*** Entries shown ***

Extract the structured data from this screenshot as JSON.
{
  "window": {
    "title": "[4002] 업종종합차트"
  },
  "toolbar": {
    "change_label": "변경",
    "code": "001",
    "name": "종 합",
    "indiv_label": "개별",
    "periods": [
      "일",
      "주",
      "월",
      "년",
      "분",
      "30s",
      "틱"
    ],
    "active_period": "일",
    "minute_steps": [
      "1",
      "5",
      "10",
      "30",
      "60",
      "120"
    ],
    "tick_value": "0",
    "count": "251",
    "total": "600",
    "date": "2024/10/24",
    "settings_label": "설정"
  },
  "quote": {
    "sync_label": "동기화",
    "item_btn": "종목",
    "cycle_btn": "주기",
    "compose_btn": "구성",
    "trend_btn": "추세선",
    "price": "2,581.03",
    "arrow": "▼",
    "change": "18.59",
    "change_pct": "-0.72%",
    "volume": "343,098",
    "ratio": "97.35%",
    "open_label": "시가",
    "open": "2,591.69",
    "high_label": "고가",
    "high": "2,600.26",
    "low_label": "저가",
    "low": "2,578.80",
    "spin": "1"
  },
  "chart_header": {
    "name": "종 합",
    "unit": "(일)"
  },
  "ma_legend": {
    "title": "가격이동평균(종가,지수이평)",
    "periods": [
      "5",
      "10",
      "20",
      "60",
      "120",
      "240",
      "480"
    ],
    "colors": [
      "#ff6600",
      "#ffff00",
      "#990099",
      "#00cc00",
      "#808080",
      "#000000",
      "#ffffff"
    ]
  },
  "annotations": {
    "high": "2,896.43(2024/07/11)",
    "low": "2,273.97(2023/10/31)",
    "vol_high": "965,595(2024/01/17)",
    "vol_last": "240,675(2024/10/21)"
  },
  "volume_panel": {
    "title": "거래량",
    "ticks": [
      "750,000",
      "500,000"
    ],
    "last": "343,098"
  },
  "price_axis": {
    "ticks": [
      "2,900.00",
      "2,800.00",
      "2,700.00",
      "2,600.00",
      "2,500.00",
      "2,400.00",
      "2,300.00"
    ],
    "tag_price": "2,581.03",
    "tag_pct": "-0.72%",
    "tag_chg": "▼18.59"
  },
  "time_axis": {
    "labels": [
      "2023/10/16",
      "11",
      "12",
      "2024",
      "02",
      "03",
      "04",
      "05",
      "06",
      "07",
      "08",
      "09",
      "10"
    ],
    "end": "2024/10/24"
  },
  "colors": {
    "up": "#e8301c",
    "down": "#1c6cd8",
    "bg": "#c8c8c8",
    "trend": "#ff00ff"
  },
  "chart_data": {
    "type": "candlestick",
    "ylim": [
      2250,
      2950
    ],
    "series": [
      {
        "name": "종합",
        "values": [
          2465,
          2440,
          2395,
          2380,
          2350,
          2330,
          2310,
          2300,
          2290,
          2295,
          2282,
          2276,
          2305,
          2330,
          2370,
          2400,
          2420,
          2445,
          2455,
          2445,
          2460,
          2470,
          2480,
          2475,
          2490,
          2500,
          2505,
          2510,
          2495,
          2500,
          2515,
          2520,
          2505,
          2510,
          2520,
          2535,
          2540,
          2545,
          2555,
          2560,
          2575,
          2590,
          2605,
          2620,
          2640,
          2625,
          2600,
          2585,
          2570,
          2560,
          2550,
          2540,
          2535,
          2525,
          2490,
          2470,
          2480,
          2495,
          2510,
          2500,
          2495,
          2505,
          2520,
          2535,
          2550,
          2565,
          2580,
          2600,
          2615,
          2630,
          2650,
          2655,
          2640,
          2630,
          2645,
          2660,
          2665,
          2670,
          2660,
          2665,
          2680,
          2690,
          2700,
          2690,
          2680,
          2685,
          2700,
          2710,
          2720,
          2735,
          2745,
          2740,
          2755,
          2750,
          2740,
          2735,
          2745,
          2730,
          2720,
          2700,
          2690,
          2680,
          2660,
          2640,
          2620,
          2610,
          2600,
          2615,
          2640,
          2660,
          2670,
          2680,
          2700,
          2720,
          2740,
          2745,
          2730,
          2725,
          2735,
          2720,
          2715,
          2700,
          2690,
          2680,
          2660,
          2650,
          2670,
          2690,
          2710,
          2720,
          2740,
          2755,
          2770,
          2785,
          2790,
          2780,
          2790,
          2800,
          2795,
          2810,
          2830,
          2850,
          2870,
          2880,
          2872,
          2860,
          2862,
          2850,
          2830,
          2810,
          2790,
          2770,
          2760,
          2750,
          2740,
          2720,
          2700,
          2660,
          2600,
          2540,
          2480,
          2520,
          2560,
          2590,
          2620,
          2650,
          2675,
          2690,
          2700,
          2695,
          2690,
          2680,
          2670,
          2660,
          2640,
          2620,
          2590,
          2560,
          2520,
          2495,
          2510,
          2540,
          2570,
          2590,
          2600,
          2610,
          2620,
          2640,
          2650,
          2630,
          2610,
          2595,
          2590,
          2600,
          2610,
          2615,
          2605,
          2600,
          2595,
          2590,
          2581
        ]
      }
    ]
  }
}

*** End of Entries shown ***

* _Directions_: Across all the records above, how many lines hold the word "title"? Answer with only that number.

* _Response area_: 3